Appointment in Samarra
by Parul Sehgal — Publishers Weekly, 7/21/2008
In Nothing to Be Frightened Of, Julian Barnes offers philosophical musings on mortality.
Why did you choose to address questions about faith and mortality in this particular form?
This book came out of the period of time after my parents’ death and the effect that subconsciously had on me. I could have invented a character who tells the reader what he thinks about death—which would be rather like what I think about death—but what’s the point of that? I didn’t want any artifice.
In the book you write that your parents tore up their love letters and used the scraps to stuff a leather cushion—is a lack of sentimentality a Barnes family trait?

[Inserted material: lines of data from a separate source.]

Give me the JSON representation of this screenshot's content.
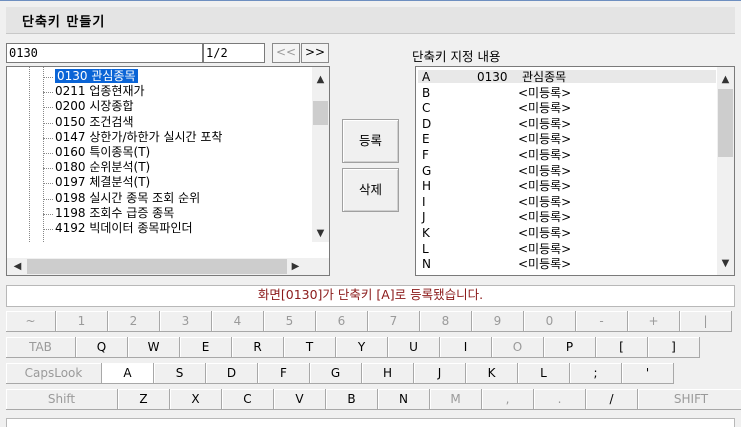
{
  "window": {
    "title": "단축키 만들기"
  },
  "search": {
    "value": "0130",
    "page_indicator": "1/2",
    "prev_label": "<<",
    "next_label": ">>"
  },
  "tree": {
    "items": [
      {
        "code": "0130",
        "name": "관심종목",
        "label": "0130 관심종목",
        "selected": true
      },
      {
        "code": "0211",
        "name": "업종현재가",
        "label": "0211 업종현재가"
      },
      {
        "code": "0200",
        "name": "시장종합",
        "label": "0200 시장종합"
      },
      {
        "code": "0150",
        "name": "조건검색",
        "label": "0150 조건검색"
      },
      {
        "code": "0147",
        "name": "상한가/하한가 실시간 포착",
        "label": "0147 상한가/하한가 실시간 포착"
      },
      {
        "code": "0160",
        "name": "특이종목(T)",
        "label": "0160 특이종목(T)"
      },
      {
        "code": "0180",
        "name": "순위분석(T)",
        "label": "0180 순위분석(T)"
      },
      {
        "code": "0197",
        "name": "체결분석(T)",
        "label": "0197 체결분석(T)"
      },
      {
        "code": "0198",
        "name": "실시간 종목 조회 순위",
        "label": "0198 실시간 종목 조회 순위"
      },
      {
        "code": "1198",
        "name": "조회수 급증 종목",
        "label": "1198 조회수 급증 종목"
      },
      {
        "code": "4192",
        "name": "빅데이터 종목파인더",
        "label": "4192 빅데이터 종목파인더"
      }
    ]
  },
  "actions": {
    "register_label": "등록",
    "delete_label": "삭제"
  },
  "shortcuts": {
    "header": "단축키 지정 내용",
    "rows": [
      {
        "key": "A",
        "code": "0130",
        "name": "관심종목"
      },
      {
        "key": "B",
        "code": "",
        "name": "<미등록>"
      },
      {
        "key": "C",
        "code": "",
        "name": "<미등록>"
      },
      {
        "key": "D",
        "code": "",
        "name": "<미등록>"
      },
      {
        "key": "E",
        "code": "",
        "name": "<미등록>"
      },
      {
        "key": "F",
        "code": "",
        "name": "<미등록>"
      },
      {
        "key": "G",
        "code": "",
        "name": "<미등록>"
      },
      {
        "key": "H",
        "code": "",
        "name": "<미등록>"
      },
      {
        "key": "I",
        "code": "",
        "name": "<미등록>"
      },
      {
        "key": "J",
        "code": "",
        "name": "<미등록>"
      },
      {
        "key": "K",
        "code": "",
        "name": "<미등록>"
      },
      {
        "key": "L",
        "code": "",
        "name": "<미등록>"
      },
      {
        "key": "N",
        "code": "",
        "name": "<미등록>"
      }
    ]
  },
  "status": {
    "message": "화면[0130]가 단축키 [A]로 등록됐습니다."
  },
  "keyboard": {
    "rows": [
      [
        "~",
        "1",
        "2",
        "3",
        "4",
        "5",
        "6",
        "7",
        "8",
        "9",
        "0",
        "-",
        "+",
        "|"
      ],
      [
        "TAB",
        "Q",
        "W",
        "E",
        "R",
        "T",
        "Y",
        "U",
        "I",
        "O",
        "P",
        "[",
        "]"
      ],
      [
        "CapsLook",
        "A",
        "S",
        "D",
        "F",
        "G",
        "H",
        "J",
        "K",
        "L",
        ";",
        "'"
      ],
      [
        "Shift",
        "Z",
        "X",
        "C",
        "V",
        "B",
        "N",
        "M",
        ",",
        ".",
        "/",
        "SHIFT"
      ]
    ],
    "active_key": "A"
  }
}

I’ve always been against sentimentality. You can tell a sadist or practical joker by their sentimentality; it’s often an excuse for not really feeling. It’s mascara. I’m sure Hitler was great with his little puppies (not that there is anything wrong in being kind to animals, I hasten to add).